[Web page and app entries]
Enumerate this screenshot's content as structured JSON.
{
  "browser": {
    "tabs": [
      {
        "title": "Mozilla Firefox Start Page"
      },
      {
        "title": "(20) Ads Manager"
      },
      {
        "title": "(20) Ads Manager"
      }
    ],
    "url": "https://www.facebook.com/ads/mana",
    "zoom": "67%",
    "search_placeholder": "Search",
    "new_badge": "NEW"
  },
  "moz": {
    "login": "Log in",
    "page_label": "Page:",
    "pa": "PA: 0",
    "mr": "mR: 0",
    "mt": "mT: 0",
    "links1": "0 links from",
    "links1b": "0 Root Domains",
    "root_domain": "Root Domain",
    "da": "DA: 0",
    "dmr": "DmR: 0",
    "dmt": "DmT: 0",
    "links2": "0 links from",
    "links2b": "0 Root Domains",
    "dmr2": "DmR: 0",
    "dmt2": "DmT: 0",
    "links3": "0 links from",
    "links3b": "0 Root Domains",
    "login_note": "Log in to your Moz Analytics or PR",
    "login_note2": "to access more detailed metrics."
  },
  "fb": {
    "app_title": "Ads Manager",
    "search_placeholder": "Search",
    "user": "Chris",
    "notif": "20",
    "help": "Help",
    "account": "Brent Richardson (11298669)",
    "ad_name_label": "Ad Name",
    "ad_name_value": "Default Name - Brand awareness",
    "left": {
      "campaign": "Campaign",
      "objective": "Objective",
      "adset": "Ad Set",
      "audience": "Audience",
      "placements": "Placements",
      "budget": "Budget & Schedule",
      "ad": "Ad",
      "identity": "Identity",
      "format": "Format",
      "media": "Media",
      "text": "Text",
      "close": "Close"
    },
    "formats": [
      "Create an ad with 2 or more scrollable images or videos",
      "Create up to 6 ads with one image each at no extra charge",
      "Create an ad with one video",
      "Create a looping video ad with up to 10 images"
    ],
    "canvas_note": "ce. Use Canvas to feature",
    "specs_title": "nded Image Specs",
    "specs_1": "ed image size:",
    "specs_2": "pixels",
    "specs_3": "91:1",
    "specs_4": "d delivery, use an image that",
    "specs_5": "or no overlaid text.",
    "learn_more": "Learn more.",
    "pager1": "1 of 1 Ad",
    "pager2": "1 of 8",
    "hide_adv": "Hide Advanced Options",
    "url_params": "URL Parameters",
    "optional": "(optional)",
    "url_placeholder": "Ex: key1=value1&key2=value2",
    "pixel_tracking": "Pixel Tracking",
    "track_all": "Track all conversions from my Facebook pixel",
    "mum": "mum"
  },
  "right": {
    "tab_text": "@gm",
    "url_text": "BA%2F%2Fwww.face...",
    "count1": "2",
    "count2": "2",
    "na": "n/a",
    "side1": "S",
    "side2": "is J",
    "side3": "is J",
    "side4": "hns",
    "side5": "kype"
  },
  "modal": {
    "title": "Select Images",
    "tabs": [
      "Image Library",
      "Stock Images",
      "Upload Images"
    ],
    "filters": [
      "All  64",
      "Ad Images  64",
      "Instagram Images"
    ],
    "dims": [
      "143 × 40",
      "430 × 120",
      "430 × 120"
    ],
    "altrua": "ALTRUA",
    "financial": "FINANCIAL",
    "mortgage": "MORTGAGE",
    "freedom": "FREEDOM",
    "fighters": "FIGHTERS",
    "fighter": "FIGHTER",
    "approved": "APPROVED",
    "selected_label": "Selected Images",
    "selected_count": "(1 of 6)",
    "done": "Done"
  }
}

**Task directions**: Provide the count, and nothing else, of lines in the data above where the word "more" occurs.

**Reply**: 3